Witch Hunting in India

I once saw a photograph on the front page of a newspaper that I could never get off my mind. There was a man of about 25, with four severed heads, two in each hand and he held them by their hair. The caption below said that he was making his way to the police station, and that the heads belonged to a family of ‘witches’ who had been punished by the whole village for practicing sorcery.

The picture was gruesome, and even scarier was the look of utter satisfaction and bravado in the face of that man, like a hero, a rescuer, a giver of justice. The incident happened in an interior village of Assam. And sadly, that was not the first incident , nor was it to be the last. Even today, when there is a part of the country discussing about technology and space, there still remain interior regions where witch hunts are not uncommon occurrences, where women are publicly beaten, their heads shaved off, gang raped or paraded naked in the village….all because they happen to be all powerful witches who had wrecked havoc in the village.


Today, the practice of witch hunting is present in about half a dozen states in the country, and these are generally the regions located in central and eastern India. It generally happens in places where there is almost no economic development, with little or no access to basic education and health care. In this kind of an atmosphere, people tend to develop very strong superstitious beliefs. And anything bad that might befall these villagers like bad crop, diseases, sudden and unexplained death of someone in the family, or drying of well tend to be considered the work of some evil ‘witch’. Thus begins a witch hunt to locate the person responsible.


It has been seen that nine times out of ten, it is a women who is branded a witch. The reasons for this are socio-economic. Mostly these witch hunts are just a ploy to grab land and property, sometimes even to settle any grouse that some person with a say in village politics might nurse against that woman. Or they may be directed as punishment for turning down sexual advances. The people who are at biggest risk of being labeled witches are generally single women or old couples with land. In a majority of cases, the women have to suffer silently as most are unable to reach out for help, given the lack of education and poverty. The result is that they either have to flee the village leaving their house and land behind, or be subjected to humiliation, insult, torture and in many cases, death at the hands of the villagers.

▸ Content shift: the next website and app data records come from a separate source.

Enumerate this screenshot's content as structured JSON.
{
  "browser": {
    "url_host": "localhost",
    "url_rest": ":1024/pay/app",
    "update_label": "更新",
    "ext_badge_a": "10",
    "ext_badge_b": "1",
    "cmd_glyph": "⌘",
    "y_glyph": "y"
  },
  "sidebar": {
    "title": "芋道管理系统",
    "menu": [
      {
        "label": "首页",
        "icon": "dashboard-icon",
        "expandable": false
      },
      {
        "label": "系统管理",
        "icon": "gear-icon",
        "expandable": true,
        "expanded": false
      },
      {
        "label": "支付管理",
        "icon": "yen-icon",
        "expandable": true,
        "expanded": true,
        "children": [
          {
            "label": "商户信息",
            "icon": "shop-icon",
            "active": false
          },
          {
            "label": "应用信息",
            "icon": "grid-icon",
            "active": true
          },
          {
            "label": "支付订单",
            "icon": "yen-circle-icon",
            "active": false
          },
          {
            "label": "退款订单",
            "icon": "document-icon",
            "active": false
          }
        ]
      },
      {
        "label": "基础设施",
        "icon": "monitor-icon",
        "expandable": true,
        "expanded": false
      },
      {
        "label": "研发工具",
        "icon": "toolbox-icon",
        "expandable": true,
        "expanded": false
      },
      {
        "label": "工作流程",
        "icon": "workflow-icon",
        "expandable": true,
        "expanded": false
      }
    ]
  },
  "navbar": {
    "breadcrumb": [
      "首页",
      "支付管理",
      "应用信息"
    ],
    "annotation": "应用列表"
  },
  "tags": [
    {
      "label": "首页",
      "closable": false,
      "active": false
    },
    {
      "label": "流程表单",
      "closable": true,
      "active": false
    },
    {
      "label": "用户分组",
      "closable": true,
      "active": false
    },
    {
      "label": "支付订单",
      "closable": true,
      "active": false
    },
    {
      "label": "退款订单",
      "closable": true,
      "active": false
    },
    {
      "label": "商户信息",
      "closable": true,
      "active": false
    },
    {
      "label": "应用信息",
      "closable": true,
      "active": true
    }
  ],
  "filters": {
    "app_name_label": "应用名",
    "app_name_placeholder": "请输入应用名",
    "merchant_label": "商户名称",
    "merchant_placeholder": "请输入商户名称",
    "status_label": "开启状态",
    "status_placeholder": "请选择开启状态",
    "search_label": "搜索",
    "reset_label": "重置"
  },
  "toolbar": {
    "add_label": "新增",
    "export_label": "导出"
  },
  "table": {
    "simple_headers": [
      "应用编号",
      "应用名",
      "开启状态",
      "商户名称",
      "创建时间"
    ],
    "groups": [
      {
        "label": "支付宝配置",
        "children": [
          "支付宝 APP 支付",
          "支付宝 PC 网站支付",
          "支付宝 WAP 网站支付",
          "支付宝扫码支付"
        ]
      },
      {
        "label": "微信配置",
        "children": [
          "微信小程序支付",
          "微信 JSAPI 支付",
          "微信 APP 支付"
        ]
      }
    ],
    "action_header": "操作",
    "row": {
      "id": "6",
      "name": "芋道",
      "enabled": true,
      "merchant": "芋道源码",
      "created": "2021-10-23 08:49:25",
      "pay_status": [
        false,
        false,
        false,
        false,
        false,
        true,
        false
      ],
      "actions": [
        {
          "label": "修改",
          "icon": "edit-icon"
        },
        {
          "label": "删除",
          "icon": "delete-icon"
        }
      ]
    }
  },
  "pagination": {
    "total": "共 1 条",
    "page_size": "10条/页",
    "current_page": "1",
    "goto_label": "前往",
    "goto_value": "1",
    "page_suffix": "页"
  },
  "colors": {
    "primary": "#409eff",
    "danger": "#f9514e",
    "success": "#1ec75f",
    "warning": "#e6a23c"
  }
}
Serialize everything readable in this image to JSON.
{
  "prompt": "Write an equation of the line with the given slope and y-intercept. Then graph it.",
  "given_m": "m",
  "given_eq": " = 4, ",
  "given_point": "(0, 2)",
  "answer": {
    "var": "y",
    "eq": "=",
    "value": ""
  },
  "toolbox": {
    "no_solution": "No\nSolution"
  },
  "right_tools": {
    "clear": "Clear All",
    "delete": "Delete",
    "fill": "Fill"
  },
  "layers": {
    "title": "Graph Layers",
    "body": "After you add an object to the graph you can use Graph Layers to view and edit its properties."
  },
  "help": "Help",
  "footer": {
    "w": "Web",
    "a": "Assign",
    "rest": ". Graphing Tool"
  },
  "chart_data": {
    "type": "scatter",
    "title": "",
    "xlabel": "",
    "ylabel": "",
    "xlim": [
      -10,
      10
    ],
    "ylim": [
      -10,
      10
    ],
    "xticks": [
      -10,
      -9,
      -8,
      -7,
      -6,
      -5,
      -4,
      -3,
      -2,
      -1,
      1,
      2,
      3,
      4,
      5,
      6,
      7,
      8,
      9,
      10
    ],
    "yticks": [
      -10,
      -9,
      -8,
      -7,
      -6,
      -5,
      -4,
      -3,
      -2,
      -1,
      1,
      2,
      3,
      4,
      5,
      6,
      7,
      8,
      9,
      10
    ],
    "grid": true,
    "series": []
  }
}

It is very depressing that in India, only a handful of states have laws against witch-hunting. Witch hunting in most cases constitutes an attempt to murder. But because of lack of laws that specifically targets this practice; the people involved with witch hunting are booked under article 323 of the Indian Penal Code. This is means that the law now equates the crime of witch hunting with crimes where a person tries to voluntary cause hurt like slapping or physically abusing somebody. Under this law, the maximum punishment for this offense is a jail term up to one year and a fine of 1,000 rupees.


Non Governmental Organizations like Free Legal Aid Committee have done a lot in order to bring about an end to the practice of witch hunting. However, until and unless there are strict laws devised that aim directly at the crime of witch hunting, even they will not be able to do much. Another very shocking fact related to this practice is that even after the media coverage of incidents of witch hunting, and the growing awareness of such practices in the ‘more developed’ part of the society, the conviction rate for crimes related with witch hunting is below 2 per cent, according to a study by FLAC.


The only solution to this problem would be to educate the people and also to frame laws for the protection of women and people belonging to the ‘lower’ classes of the society who also constitute another target group of such witch hunts. Until then, superstitious beliefs in the existence of black magic and ‘dians’ will prevail along with the prevalence of tribal doctors or ‘ojhas’ who have a very big influence in village life, and more often than not take advantage of or hoodwink the gullible villagers.


And as for the young man I had mentioned in the beginning of the article, I am sure he had a very eventful life and lived to successfully lead many others witch hunts.



Pronoti Baglary

[Image Source:http://www.flickr.com/photos/atomische/269555305/]